Problem to work on
Only lines containing "title" are wanted from the data below. Copy those lines.

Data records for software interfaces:
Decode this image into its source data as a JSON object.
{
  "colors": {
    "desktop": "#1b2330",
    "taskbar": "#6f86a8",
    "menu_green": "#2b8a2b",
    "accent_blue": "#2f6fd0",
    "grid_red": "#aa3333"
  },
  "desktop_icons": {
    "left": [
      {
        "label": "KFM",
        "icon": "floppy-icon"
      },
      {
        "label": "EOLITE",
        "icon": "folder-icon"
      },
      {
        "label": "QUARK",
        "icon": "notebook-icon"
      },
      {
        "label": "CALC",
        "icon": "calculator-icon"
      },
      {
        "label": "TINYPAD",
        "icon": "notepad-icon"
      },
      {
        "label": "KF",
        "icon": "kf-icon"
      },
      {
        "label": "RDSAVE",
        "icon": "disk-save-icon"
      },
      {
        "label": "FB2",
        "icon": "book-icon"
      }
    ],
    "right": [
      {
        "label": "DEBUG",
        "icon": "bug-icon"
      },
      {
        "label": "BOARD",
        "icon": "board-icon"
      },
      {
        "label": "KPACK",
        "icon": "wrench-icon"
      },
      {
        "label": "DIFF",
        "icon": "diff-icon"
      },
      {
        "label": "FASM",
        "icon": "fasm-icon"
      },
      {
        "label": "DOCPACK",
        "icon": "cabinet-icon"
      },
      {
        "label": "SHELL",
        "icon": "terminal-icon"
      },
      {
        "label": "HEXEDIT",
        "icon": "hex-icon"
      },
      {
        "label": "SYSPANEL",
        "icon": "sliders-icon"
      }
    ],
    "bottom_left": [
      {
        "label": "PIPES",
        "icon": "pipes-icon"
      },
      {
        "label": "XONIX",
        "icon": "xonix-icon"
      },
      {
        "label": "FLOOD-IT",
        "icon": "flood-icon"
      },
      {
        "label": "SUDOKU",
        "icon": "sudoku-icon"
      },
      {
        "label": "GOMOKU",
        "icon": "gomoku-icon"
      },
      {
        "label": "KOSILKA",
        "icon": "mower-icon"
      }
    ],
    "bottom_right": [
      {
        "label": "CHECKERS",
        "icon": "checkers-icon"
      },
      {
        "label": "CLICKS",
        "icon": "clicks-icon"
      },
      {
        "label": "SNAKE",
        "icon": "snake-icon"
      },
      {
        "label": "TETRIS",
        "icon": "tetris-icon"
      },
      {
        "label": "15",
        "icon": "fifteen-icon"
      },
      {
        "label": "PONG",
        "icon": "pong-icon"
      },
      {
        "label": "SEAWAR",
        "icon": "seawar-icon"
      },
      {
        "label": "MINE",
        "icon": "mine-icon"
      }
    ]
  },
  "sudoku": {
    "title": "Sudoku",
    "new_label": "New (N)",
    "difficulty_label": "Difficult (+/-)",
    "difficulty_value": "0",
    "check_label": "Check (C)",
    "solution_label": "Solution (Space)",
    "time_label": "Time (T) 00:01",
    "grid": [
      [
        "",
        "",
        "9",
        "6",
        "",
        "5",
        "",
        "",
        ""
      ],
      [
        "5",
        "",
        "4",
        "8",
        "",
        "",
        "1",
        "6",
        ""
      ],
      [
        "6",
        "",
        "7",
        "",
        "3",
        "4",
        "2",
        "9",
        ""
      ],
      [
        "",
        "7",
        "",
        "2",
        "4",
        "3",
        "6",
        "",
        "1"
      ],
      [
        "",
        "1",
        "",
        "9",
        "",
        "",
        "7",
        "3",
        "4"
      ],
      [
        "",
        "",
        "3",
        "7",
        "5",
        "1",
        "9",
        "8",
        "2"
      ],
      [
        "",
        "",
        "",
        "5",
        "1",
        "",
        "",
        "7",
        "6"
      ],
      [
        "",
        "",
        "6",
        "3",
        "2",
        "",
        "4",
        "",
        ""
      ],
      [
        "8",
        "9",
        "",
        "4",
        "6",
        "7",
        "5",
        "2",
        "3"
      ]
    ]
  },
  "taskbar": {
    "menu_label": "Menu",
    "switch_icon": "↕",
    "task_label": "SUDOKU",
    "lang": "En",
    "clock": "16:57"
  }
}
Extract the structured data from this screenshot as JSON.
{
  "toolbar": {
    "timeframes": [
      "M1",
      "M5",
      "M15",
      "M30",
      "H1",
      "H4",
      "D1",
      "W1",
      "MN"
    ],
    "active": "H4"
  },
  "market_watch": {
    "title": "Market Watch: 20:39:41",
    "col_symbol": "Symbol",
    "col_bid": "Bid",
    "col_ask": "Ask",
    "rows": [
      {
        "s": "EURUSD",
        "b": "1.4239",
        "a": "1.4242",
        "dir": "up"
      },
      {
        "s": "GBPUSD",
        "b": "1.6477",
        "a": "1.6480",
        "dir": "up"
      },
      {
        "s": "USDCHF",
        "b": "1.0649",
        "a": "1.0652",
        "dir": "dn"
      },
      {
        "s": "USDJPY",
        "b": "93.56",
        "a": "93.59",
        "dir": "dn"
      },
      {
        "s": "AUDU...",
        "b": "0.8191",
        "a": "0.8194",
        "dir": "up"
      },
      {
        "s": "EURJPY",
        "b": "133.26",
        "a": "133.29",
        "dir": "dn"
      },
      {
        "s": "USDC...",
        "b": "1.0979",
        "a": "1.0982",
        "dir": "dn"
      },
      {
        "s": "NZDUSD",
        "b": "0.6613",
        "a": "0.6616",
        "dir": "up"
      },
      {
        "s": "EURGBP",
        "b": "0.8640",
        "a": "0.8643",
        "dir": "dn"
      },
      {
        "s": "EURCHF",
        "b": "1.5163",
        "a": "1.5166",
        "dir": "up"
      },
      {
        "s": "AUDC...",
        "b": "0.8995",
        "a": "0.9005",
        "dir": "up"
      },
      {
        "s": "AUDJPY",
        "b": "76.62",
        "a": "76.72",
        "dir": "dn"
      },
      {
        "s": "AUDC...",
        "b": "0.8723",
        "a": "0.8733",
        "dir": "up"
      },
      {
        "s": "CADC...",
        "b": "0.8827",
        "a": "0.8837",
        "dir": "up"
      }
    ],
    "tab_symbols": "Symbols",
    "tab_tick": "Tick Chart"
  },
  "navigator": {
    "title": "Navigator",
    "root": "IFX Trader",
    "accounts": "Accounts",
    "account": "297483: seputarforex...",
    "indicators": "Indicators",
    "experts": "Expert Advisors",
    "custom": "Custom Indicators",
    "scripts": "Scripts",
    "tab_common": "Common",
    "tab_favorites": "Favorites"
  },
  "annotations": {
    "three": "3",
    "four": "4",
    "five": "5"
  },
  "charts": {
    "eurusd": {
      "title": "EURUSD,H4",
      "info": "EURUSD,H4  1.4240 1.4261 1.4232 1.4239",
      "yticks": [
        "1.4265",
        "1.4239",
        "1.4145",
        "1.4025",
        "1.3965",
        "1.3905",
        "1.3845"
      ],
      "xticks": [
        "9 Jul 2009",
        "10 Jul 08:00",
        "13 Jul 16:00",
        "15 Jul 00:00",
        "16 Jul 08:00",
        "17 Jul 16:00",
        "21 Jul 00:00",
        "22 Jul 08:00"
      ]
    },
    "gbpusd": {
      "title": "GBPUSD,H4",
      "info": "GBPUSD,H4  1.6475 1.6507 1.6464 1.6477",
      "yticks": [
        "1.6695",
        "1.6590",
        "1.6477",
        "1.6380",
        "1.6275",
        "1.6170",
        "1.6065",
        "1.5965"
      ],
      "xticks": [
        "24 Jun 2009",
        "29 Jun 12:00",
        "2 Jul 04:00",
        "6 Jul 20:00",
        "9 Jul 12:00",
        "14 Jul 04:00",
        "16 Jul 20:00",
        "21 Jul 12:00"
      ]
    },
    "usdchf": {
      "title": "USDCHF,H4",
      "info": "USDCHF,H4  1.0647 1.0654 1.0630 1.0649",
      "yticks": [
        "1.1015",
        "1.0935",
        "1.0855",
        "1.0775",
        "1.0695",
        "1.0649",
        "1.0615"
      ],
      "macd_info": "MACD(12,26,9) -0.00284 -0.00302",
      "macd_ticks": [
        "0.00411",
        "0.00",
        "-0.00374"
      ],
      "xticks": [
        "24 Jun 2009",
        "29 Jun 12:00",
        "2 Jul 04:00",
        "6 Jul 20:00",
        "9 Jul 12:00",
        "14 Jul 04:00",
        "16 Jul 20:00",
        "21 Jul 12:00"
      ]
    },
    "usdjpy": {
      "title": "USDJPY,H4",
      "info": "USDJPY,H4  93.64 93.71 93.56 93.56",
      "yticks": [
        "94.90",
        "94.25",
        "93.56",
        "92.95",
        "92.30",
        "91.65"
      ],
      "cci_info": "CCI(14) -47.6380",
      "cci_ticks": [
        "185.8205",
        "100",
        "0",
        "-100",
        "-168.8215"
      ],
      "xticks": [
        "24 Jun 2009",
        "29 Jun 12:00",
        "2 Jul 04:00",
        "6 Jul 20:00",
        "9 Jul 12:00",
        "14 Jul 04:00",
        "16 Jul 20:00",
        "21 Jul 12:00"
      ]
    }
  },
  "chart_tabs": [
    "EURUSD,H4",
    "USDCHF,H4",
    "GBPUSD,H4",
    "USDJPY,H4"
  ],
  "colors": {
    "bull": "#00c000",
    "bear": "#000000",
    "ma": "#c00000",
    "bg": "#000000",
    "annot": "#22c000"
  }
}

Exercise response
    "title": "Sudoku",
    "title": "Market Watch: 20:39:41",
    "title": "Navigator",
      "title": "EURUSD,H4",
      "title": "GBPUSD,H4",
      "title": "USDCHF,H4",
      "title": "USDJPY,H4",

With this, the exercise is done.